Every line with the string "Scroll" should be copied from the data.

(Data records for software interfaces)
——

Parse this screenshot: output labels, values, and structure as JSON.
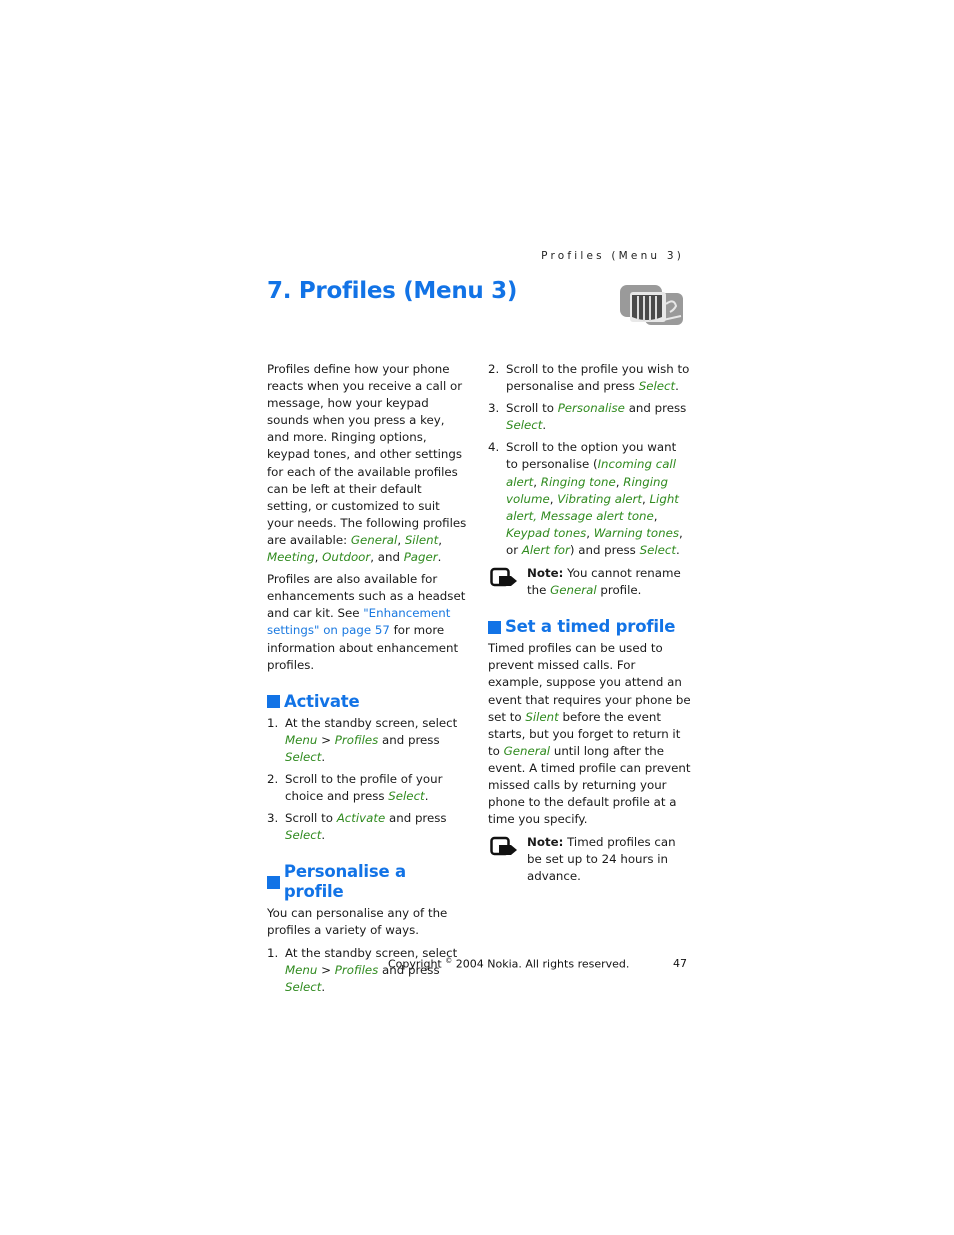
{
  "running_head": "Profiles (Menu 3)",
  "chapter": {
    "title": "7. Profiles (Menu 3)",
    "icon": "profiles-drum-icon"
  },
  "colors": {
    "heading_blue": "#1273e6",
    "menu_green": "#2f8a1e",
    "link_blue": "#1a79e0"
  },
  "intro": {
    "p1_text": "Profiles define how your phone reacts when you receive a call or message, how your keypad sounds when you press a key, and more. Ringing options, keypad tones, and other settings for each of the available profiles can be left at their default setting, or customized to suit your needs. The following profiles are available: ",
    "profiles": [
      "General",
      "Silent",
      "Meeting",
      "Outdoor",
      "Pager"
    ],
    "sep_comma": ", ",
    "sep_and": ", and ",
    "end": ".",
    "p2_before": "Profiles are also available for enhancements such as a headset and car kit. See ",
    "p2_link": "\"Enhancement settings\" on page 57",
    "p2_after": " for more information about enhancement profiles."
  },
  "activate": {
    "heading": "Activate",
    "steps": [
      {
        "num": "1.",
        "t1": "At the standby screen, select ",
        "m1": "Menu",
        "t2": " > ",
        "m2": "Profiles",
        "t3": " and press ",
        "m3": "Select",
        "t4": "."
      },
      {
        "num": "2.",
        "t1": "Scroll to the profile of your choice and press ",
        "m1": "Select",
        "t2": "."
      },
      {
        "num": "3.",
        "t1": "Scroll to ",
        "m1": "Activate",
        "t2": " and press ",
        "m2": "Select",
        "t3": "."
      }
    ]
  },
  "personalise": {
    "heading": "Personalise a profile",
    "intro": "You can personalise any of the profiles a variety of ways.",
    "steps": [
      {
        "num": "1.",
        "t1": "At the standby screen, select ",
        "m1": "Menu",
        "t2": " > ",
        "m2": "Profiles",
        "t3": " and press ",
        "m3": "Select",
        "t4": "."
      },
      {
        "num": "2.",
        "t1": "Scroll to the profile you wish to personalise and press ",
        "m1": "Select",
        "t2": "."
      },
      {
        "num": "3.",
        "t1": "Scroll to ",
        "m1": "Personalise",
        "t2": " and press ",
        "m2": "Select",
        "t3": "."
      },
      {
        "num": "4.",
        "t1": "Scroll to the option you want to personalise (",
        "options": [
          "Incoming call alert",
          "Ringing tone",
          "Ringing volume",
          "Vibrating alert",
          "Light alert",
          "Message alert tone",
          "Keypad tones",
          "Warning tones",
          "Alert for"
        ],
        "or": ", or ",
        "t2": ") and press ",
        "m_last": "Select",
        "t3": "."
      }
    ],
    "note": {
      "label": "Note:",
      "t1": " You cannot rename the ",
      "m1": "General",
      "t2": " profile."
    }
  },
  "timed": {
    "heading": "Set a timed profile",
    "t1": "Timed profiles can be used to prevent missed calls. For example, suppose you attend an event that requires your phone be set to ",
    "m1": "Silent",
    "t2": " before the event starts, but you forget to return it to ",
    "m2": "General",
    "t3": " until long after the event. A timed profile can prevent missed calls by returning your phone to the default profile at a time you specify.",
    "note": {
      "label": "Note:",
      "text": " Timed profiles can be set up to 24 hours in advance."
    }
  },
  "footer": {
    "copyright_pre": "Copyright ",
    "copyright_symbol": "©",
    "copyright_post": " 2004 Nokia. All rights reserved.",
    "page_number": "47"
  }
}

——

◆ **RESULT OF THIS TASK**:
        "t1": "Scroll to the profile of your choice and press ",
        "t1": "Scroll to ",
        "t1": "Scroll to the profile you wish to personalise and press ",
        "t1": "Scroll to ",
        "t1": "Scroll to the option you want to personalise (",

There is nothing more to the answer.